A few days ago, I wrote about how a Philadelphia Weekly reporter searched for all the groups in the area that made the American Family Association’s “Bigotry Map“… and couldn’t find a single instance of a group that was “anti-Christian” or hateful or bigoted in any sense of the word.
Now, a reporter in Grand Rapids, Minnesota has done something similar. But Nathan Bergstedt is genuinely trying to understand why the Grand Rapids Atheists and Freethinkers would be included on the map:
When asked if GRAF had done anything that the AFA would consider bigoted toward Christianity, [President and founder Ken] Eck said that they have recently been involved with a situation at Robert J. Elkington Middle School, when it was brought to their attention by a student that there was a sign for a prayer meeting at the school. With it being unclear whether this was a school sponsored prayer group or not, though the sign suggested as much, members of GRAF contacted the Freedom From Religion Foundation (FFRF) regarding the “prayer time,” since it is illegal for public schools and teachers to promote religious activity.
In other words, GRAF was trying to make sure the government remained neutral on matters of religion.
And for conservative Christians, neutrality is somehow anti-Christian. (Eck later said they probably made the list because they’re a chapter of the Freedom From Religion Foundation.)
It gets better, though.
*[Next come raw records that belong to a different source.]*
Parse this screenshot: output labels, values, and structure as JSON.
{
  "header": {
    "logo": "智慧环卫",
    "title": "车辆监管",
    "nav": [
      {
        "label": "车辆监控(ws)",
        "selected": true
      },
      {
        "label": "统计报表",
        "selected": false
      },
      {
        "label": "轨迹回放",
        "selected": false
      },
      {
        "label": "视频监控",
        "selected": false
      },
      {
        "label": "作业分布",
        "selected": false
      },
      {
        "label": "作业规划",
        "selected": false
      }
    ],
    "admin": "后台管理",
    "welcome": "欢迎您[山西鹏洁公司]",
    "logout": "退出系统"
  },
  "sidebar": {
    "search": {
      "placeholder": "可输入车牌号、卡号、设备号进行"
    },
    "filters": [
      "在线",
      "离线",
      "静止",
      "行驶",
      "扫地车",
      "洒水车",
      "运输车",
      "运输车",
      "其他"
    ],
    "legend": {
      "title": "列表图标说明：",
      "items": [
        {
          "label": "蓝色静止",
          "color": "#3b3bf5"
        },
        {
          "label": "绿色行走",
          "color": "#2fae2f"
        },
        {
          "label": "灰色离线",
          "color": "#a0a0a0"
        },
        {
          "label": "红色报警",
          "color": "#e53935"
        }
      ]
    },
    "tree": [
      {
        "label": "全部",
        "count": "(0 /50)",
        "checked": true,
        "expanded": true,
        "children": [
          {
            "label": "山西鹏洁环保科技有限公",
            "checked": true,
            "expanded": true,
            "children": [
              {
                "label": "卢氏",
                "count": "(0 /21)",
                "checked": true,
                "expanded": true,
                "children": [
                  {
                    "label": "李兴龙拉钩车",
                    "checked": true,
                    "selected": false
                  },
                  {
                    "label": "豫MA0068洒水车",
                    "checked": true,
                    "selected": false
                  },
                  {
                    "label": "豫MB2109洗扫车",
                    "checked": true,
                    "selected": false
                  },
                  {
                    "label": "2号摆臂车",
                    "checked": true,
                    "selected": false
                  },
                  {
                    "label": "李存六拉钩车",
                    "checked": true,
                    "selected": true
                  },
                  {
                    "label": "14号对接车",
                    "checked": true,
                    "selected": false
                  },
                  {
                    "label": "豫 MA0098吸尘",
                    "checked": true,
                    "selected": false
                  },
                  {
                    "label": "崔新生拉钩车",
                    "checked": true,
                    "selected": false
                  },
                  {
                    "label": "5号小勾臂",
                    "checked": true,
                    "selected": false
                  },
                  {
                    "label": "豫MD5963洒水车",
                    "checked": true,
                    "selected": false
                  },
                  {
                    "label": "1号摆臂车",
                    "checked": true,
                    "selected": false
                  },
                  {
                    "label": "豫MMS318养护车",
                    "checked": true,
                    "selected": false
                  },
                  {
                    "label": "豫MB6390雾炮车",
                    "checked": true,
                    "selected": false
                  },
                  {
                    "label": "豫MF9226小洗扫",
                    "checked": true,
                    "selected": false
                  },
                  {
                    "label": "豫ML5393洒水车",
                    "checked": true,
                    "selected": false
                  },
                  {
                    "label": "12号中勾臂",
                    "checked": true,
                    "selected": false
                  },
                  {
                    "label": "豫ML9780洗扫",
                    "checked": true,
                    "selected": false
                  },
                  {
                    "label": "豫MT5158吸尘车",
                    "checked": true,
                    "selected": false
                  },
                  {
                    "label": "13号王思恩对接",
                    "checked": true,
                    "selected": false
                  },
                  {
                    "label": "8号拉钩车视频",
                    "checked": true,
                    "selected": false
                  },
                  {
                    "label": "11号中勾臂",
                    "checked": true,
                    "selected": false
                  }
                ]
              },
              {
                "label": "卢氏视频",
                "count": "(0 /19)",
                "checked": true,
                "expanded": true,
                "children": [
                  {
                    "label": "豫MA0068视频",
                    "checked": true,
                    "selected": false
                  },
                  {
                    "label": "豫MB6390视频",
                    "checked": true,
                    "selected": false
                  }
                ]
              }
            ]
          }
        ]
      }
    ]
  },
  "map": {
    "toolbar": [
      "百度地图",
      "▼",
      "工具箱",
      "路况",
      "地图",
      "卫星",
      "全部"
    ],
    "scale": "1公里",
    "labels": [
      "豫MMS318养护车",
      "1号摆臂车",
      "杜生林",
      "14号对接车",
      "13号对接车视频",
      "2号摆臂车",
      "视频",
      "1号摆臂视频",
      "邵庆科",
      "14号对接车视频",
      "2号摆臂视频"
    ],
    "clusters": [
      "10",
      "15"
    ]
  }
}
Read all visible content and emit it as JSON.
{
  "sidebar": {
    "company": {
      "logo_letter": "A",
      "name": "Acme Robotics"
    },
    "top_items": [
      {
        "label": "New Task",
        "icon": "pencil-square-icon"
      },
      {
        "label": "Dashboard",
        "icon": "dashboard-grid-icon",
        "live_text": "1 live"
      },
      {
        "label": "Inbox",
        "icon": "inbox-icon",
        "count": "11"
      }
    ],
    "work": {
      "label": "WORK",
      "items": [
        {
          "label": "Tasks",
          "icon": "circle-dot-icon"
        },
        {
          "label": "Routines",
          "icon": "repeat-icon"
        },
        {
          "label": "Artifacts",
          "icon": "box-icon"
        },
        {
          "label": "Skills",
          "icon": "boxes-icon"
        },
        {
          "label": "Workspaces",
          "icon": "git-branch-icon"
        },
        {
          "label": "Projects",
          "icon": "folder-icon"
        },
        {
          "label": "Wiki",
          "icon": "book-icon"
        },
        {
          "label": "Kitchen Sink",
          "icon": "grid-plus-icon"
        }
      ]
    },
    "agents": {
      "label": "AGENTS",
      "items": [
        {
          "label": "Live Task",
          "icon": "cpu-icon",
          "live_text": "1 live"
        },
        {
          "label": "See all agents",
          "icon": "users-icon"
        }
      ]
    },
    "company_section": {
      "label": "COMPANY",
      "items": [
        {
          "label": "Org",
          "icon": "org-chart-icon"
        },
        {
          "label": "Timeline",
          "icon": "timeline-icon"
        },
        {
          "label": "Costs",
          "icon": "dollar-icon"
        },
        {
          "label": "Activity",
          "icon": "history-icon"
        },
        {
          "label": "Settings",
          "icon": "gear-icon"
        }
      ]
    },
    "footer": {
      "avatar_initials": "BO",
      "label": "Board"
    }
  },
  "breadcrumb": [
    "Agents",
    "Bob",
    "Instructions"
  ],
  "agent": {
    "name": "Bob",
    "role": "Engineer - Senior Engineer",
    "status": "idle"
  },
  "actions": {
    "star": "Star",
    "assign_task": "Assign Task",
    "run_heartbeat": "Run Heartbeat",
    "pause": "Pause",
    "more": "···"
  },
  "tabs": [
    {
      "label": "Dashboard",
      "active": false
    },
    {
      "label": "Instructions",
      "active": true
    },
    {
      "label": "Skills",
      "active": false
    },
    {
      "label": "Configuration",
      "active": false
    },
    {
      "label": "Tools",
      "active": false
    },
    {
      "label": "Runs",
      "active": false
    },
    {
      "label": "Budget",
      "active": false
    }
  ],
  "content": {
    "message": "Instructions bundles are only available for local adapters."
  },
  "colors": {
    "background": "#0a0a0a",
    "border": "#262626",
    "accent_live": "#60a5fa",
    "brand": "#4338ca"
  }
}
Check out this testimonial:
“We were actually approached by members of [GRAF] to enter dialogue, so that shows me… how can you label someone ‘anti-Christian’ when they want to have conversations with Christians?” said Kimbrel Johnson, Pastor at Community Presbyterian Church.
When local Christians can vouch for you, there’s really no reason for you to be on some anti-Christian hate list.
Bergstedt tried to get AFA to explain its inclusion of GRAF on the map… and, as usual, AFA had nothing to say:
The Herald-Review made numerous attempts to reach AFA for comment regarding their inclusion of the local atheist group on their list, but they were unavailable for comment as of press time.
Don’t hold your breath.
I’ll say this again: The Bigotry Map is just a tool to play up the Christian Right’s persecution complex because 1) They can’t find any actual instances of anti-Christian bigotry in the U.S. and 2) Their donors are too ignorant and gullible to ask any tough questions about why these groups are on the map.
It’s an attempt to extract money from paranoid Christians who think the AFA’s bullshit smells like roses.